[Data excerpts]
'''

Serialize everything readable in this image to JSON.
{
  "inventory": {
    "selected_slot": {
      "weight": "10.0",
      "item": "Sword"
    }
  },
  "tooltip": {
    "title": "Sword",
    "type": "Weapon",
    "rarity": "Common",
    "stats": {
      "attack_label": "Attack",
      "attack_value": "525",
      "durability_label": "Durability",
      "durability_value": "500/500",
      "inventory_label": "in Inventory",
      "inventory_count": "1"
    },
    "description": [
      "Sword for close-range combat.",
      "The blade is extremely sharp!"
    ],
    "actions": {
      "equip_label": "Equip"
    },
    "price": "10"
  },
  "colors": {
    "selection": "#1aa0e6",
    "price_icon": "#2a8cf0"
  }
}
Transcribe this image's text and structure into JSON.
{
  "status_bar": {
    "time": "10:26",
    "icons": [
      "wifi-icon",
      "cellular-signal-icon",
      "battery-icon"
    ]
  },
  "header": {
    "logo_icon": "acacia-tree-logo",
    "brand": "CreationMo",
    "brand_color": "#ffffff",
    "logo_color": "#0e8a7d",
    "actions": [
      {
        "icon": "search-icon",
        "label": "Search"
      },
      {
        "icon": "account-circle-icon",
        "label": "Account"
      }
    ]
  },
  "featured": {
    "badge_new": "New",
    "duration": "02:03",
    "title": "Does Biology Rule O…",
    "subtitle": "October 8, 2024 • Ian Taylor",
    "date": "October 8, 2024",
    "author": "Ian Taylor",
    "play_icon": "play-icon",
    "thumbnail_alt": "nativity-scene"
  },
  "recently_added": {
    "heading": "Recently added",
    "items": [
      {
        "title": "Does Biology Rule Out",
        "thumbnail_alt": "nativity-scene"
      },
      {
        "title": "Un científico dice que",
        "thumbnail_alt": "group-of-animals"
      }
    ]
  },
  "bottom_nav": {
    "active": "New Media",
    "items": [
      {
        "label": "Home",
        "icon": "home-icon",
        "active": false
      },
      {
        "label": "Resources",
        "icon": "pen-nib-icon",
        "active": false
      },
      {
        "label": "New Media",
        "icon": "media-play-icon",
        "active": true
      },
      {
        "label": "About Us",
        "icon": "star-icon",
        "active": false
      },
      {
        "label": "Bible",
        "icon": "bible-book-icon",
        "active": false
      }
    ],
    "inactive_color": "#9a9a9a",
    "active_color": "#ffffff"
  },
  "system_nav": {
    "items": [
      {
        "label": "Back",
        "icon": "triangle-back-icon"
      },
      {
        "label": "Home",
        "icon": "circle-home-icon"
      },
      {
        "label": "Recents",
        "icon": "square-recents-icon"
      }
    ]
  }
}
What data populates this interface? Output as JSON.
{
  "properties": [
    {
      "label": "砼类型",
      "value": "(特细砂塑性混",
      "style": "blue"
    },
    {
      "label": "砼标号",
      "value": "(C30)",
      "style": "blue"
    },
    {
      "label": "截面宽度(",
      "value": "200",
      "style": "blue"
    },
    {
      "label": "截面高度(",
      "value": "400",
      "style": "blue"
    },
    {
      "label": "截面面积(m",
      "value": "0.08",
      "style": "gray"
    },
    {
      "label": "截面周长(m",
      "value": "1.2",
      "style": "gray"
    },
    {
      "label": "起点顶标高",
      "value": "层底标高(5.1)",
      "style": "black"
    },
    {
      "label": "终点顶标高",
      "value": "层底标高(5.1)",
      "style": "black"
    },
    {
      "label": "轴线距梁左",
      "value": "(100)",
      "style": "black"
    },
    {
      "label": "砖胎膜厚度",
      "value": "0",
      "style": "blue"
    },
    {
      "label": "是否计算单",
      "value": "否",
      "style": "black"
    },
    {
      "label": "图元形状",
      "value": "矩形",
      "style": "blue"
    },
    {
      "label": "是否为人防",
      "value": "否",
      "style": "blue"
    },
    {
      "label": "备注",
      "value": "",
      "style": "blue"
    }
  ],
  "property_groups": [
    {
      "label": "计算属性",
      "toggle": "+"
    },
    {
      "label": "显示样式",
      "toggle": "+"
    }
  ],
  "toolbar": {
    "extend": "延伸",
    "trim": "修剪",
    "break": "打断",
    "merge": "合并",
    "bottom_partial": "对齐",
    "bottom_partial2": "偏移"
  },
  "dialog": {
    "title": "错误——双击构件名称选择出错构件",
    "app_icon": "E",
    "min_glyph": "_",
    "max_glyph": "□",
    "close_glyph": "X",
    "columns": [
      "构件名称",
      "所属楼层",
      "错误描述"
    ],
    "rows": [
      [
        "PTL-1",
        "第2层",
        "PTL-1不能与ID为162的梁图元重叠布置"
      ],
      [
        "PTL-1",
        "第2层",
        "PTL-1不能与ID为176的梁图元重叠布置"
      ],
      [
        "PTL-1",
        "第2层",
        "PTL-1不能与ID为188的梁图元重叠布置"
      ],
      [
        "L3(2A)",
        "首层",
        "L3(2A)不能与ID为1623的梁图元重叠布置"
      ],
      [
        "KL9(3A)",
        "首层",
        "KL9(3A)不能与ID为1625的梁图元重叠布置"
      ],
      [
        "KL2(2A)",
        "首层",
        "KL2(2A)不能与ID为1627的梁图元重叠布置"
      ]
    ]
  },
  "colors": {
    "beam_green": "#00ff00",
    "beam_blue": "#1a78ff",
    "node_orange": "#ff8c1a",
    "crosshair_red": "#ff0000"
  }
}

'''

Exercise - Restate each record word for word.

Result of this task -
Serialize everything readable in this image to JSON.
{
  "inventory": {
    "selected_slot": {
      "weight": "10.0",
      "item": "Sword"
    }
  },
  "tooltip": {
    "title": "Sword",
    "type": "Weapon",
    "rarity": "Common",
    "stats": {
      "attack_label": "Attack",
      "attack_value": "525",
      "durability_label": "Durability",
      "durability_value": "500/500",
      "inventory_label": "in Inventory",
      "inventory_count": "1"
    },
    "description": [
      "Sword for close-range combat.",
      "The blade is extremely sharp!"
    ],
    "actions": {
      "equip_label": "Equip"
    },
    "price": "10"
  },
  "colors": {
    "selection": "#1aa0e6",
    "price_icon": "#2a8cf0"
  }
}
Transcribe this image's text and structure into JSON.
{
  "status_bar": {
    "time": "10:26",
    "icons": [
      "wifi-icon",
      "cellular-signal-icon",
      "battery-icon"
    ]
  },
  "header": {
    "logo_icon": "acacia-tree-logo",
    "brand": "CreationMo",
    "brand_color": "#ffffff",
    "logo_color": "#0e8a7d",
    "actions": [
      {
        "icon": "search-icon",
        "label": "Search"
      },
      {
        "icon": "account-circle-icon",
        "label": "Account"
      }
    ]
  },
  "featured": {
    "badge_new": "New",
    "duration": "02:03",
    "title": "Does Biology Rule O…",
    "subtitle": "October 8, 2024 • Ian Taylor",
    "date": "October 8, 2024",
    "author": "Ian Taylor",
    "play_icon": "play-icon",
    "thumbnail_alt": "nativity-scene"
  },
  "recently_added": {
    "heading": "Recently added",
    "items": [
      {
        "title": "Does Biology Rule Out",
        "thumbnail_alt": "nativity-scene"
      },
      {
        "title": "Un científico dice que",
        "thumbnail_alt": "group-of-animals"
      }
    ]
  },
  "bottom_nav": {
    "active": "New Media",
    "items": [
      {
        "label": "Home",
        "icon": "home-icon",
        "active": false
      },
      {
        "label": "Resources",
        "icon": "pen-nib-icon",
        "active": false
      },
      {
        "label": "New Media",
        "icon": "media-play-icon",
        "active": true
      },
      {
        "label": "About Us",
        "icon": "star-icon",
        "active": false
      },
      {
        "label": "Bible",
        "icon": "bible-book-icon",
        "active": false
      }
    ],
    "inactive_color": "#9a9a9a",
    "active_color": "#ffffff"
  },
  "system_nav": {
    "items": [
      {
        "label": "Back",
        "icon": "triangle-back-icon"
      },
      {
        "label": "Home",
        "icon": "circle-home-icon"
      },
      {
        "label": "Recents",
        "icon": "square-recents-icon"
      }
    ]
  }
}
What data populates this interface? Output as JSON.
{
  "properties": [
    {
      "label": "砼类型",
      "value": "(特细砂塑性混",
      "style": "blue"
    },
    {
      "label": "砼标号",
      "value": "(C30)",
      "style": "blue"
    },
    {
      "label": "截面宽度(",
      "value": "200",
      "style": "blue"
    },
    {
      "label": "截面高度(",
      "value": "400",
      "style": "blue"
    },
    {
      "label": "截面面积(m",
      "value": "0.08",
      "style": "gray"
    },
    {
      "label": "截面周长(m",
      "value": "1.2",
      "style": "gray"
    },
    {
      "label": "起点顶标高",
      "value": "层底标高(5.1)",
      "style": "black"
    },
    {
      "label": "终点顶标高",
      "value": "层底标高(5.1)",
      "style": "black"
    },
    {
      "label": "轴线距梁左",
      "value": "(100)",
      "style": "black"
    },
    {
      "label": "砖胎膜厚度",
      "value": "0",
      "style": "blue"
    },
    {
      "label": "是否计算单",
      "value": "否",
      "style": "black"
    },
    {
      "label": "图元形状",
      "value": "矩形",
      "style": "blue"
    },
    {
      "label": "是否为人防",
      "value": "否",
      "style": "blue"
    },
    {
      "label": "备注",
      "value": "",
      "style": "blue"
    }
  ],
  "property_groups": [
    {
      "label": "计算属性",
      "toggle": "+"
    },
    {
      "label": "显示样式",
      "toggle": "+"
    }
  ],
  "toolbar": {
    "extend": "延伸",
    "trim": "修剪",
    "break": "打断",
    "merge": "合并",
    "bottom_partial": "对齐",
    "bottom_partial2": "偏移"
  },
  "dialog": {
    "title": "错误——双击构件名称选择出错构件",
    "app_icon": "E",
    "min_glyph": "_",
    "max_glyph": "□",
    "close_glyph": "X",
    "columns": [
      "构件名称",
      "所属楼层",
      "错误描述"
    ],
    "rows": [
      [
        "PTL-1",
        "第2层",
        "PTL-1不能与ID为162的梁图元重叠布置"
      ],
      [
        "PTL-1",
        "第2层",
        "PTL-1不能与ID为176的梁图元重叠布置"
      ],
      [
        "PTL-1",
        "第2层",
        "PTL-1不能与ID为188的梁图元重叠布置"
      ],
      [
        "L3(2A)",
        "首层",
        "L3(2A)不能与ID为1623的梁图元重叠布置"
      ],
      [
        "KL9(3A)",
        "首层",
        "KL9(3A)不能与ID为1625的梁图元重叠布置"
      ],
      [
        "KL2(2A)",
        "首层",
        "KL2(2A)不能与ID为1627的梁图元重叠布置"
      ]
    ]
  },
  "colors": {
    "beam_green": "#00ff00",
    "beam_blue": "#1a78ff",
    "node_orange": "#ff8c1a",
    "crosshair_red": "#ff0000"
  }
}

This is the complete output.